In German companies, the works council plays a significant role in approving IT applications and systems. Employers must submit detailed applications to the works council, including information on the application’s impact on employees and working conditions. The works council reviews the application, may seek additional information, and has the authority to refuse approval if it believes employee rights or working conditions are compromised.
The IT approval process applies not only to new applications but also to changes in existing systems that affect employees. The process involves early involvement of the works council, information exchange, negotiations on usage terms, and the possibility of drafting individual or collective IT agreements. In case of disagreements, the negotiation may escalate to an Agreement Board with an external arbitrator. Additionally, existing IT systems may require negotiations with the works council when the council is established or when major changes occur.
It is emphasized that decommissioning a system does not require informing the works council, but discussions with the council often occur due to the practical reality of replacing old systems with new ones.
In German companies, IT applications and systems often have to be approved by the works council. The works council has the right to co-determine the introduction of IT systems and must be informed and consulted before implementation.
To obtain approval of IT applications by the works council, the employer must submit an application and provide a detailed description of the application. The application should also include a description of the impact on employees and working conditions.

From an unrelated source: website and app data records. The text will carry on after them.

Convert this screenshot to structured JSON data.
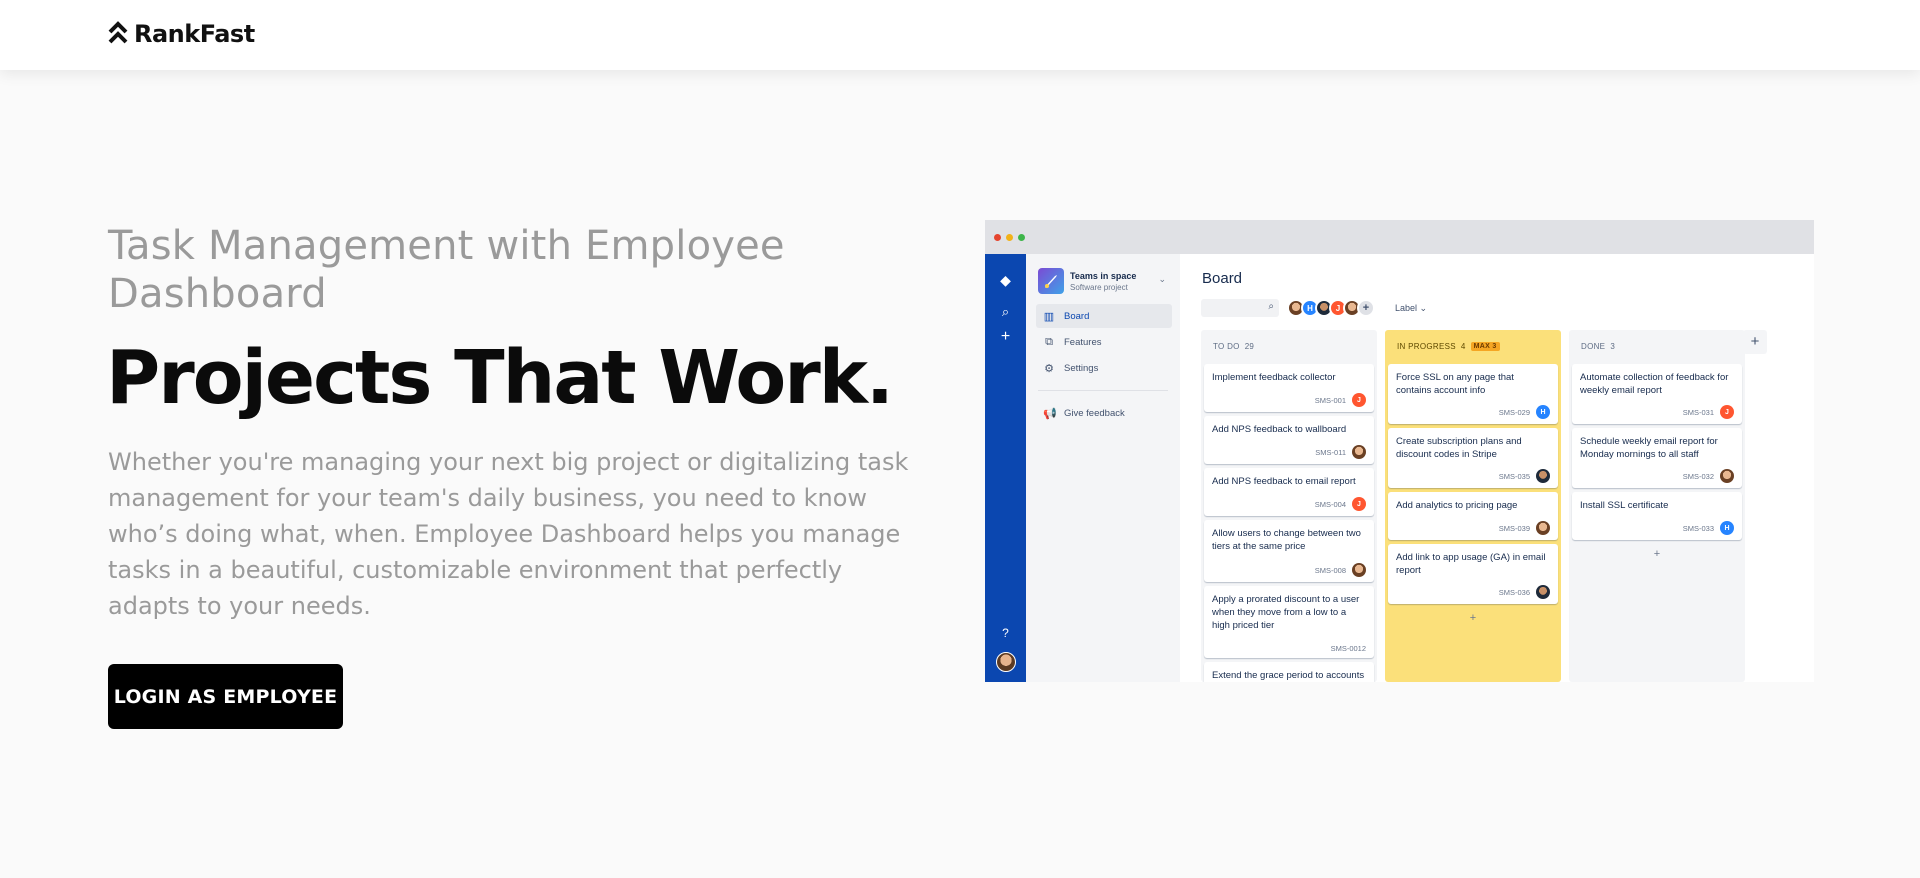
{
  "header": {
    "brand": "RankFast"
  },
  "hero": {
    "eyebrow": "Task Management with Employee Dashboard",
    "headline": "Projects That Work.",
    "lead": "Whether you're managing your next big project or digitalizing task management for your team's daily business, you need to know who’s doing what, when. Employee Dashboard helps you manage tasks in a beautiful, customizable environment that perfectly adapts to your needs.",
    "cta_label": "LOGIN AS EMPLOYEE"
  },
  "colors": {
    "cta_bg": "#000000",
    "rail": "#0b47b0",
    "in_progress": "#fbe07a"
  },
  "mock": {
    "project_name": "Teams in space",
    "project_type": "Software project",
    "nav": [
      "Board",
      "Features",
      "Settings"
    ],
    "feedback": "Give feedback",
    "board_title": "Board",
    "label_filter": "Label",
    "columns": [
      {
        "title": "TO DO",
        "count": "29",
        "cards": [
          {
            "title": "Implement feedback collector",
            "key": "SMS-001",
            "assignee": "J"
          },
          {
            "title": "Add NPS feedback to wallboard",
            "key": "SMS-011",
            "assignee": ""
          },
          {
            "title": "Add NPS feedback to email report",
            "key": "SMS-004",
            "assignee": "J"
          },
          {
            "title": "Allow users to change between two tiers at the same price",
            "key": "SMS-008",
            "assignee": ""
          },
          {
            "title": "Apply a prorated discount to a user when they move from a low to a high priced tier",
            "key": "SMS-0012",
            "assignee": ""
          },
          {
            "title": "Extend the grace period to accounts",
            "key": "",
            "assignee": ""
          }
        ]
      },
      {
        "title": "IN PROGRESS",
        "count": "4",
        "badge": "MAX 3",
        "cards": [
          {
            "title": "Force SSL on any page that contains account info",
            "key": "SMS-029",
            "assignee": "H"
          },
          {
            "title": "Create subscription plans and discount codes in Stripe",
            "key": "SMS-035",
            "assignee": ""
          },
          {
            "title": "Add analytics to pricing page",
            "key": "SMS-039",
            "assignee": ""
          },
          {
            "title": "Add link to app usage (GA) in email report",
            "key": "SMS-036",
            "assignee": ""
          }
        ]
      },
      {
        "title": "DONE",
        "count": "3",
        "cards": [
          {
            "title": "Automate collection of feedback for weekly email report",
            "key": "SMS-031",
            "assignee": "J"
          },
          {
            "title": "Schedule weekly email report for Monday mornings to all staff",
            "key": "SMS-032",
            "assignee": ""
          },
          {
            "title": "Install SSL certificate",
            "key": "SMS-033",
            "assignee": "H"
          }
        ]
      }
    ]
  }
}
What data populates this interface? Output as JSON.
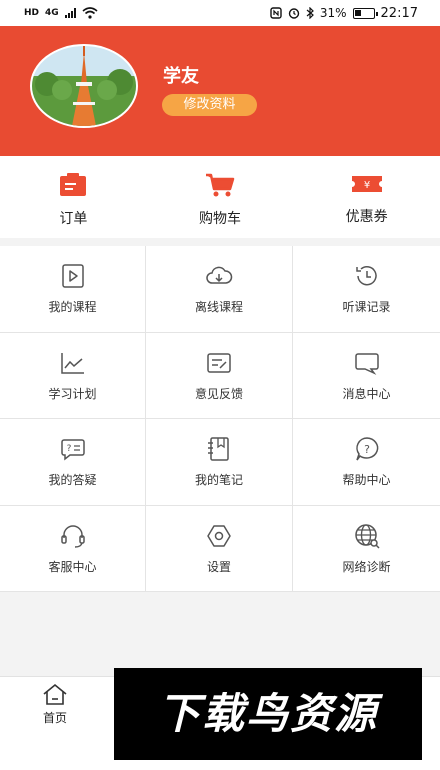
{
  "status_bar": {
    "left_label": "HD",
    "network": "4G",
    "battery_percent": "31%",
    "time": "22:17"
  },
  "profile": {
    "username": "学友",
    "edit_label": "修改资料"
  },
  "quick_actions": [
    {
      "label": "订单",
      "icon": "order-icon"
    },
    {
      "label": "购物车",
      "icon": "cart-icon"
    },
    {
      "label": "优惠券",
      "icon": "coupon-icon"
    }
  ],
  "grid": [
    {
      "label": "我的课程",
      "icon": "course-play-icon"
    },
    {
      "label": "离线课程",
      "icon": "cloud-download-icon"
    },
    {
      "label": "听课记录",
      "icon": "history-icon"
    },
    {
      "label": "学习计划",
      "icon": "chart-line-icon"
    },
    {
      "label": "意见反馈",
      "icon": "feedback-icon"
    },
    {
      "label": "消息中心",
      "icon": "message-icon"
    },
    {
      "label": "我的答疑",
      "icon": "qa-icon"
    },
    {
      "label": "我的笔记",
      "icon": "notebook-icon"
    },
    {
      "label": "帮助中心",
      "icon": "help-icon"
    },
    {
      "label": "客服中心",
      "icon": "headset-icon"
    },
    {
      "label": "设置",
      "icon": "settings-icon"
    },
    {
      "label": "网络诊断",
      "icon": "globe-search-icon"
    }
  ],
  "bottom_nav": {
    "home_label": "首页"
  },
  "watermark": {
    "text": "下载鸟资源"
  },
  "colors": {
    "brand_red": "#e84b32",
    "edit_orange": "#f6a545",
    "icon_red": "#ec4d33",
    "icon_gray": "#555555"
  }
}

The works council reviews the application and may request additional information or a statement from the employer before making a decision. The works council may refuse approval if it believes that the application violates the rights of employees or negatively affects working conditions.
It is important to note that the IT approval process applies not only to new applications, but also to changes to existing systems. If changes are made to an IT system that affect employees, the employer must submit a new application for approval.
Overall, the IT approval process helps ensure that the interests of employees are taken into account when introducing new IT systems in German companies.
The following diagram shows a high level overview of typical steps leading to an approval of an IT System by the Workers Council.
(1) Ideally you should involve the Workers Council as early as possible in the IT System Lifecycle. Doing this in writing is not mandatory but will also keep a record of what information was provided when to whom. A simple meeting can also do the job but again keeping meeting minutes avoids unnecessary misunderstandings.
In most companies with established Workers Councils both sides may have already agreed to use specific forms (similar to my recommended IT Application Checklist). So use those documents if available.
(2) The Workers Council reviews your information about the system or application. Most probably they will raise questions to clarify certain aspects of the IT System or its intended usage. These might be technical or functional questions about the application itself but is not limited to this. The Workers Council might also ask questions about Data Privacy matters, ergonomics, user experience, support or business processes.
(3) After exchanging information both parties start negotiating about to what degree the use of an application or system is restricted or regulated. After some time both parties agree on the terms and conditions for using the IT System or Application.
This step under normal conditions has two outcomes:
- An individual Works Agreement / Collective Agreement IT Agreement for the IT System is drafted, negotiated and executed
- The system is approved and added to the addendum of an existing IT Framework Agreement
At this stage it might be that you cannot agree with your Workers Council about all regulations for an application or system. In this case your negotiation will be transferred to a higher body the so called Agreement Board. At this point the negotiation will be settled by an external and neutral arbitrator who will preside over the Agreement Board.
(4) Important for existing IT Systems: In some companies the Workers Council is founded at a stage where a number of IT applications are already in use. The Workers Council has the right to codetermine their usage as well. So working on a framework agreement for IT Systems is one of the first large negotiations after a Workers Council has been established the first time in a company.
(5) Also note that you do not have to inform the GWOC if you plan to decomission a system or application. However in IT`s practical reality old systems are retiring and being replaced by new ones, so you will be discussing sunsetting systems with the GWOC at some point anyways.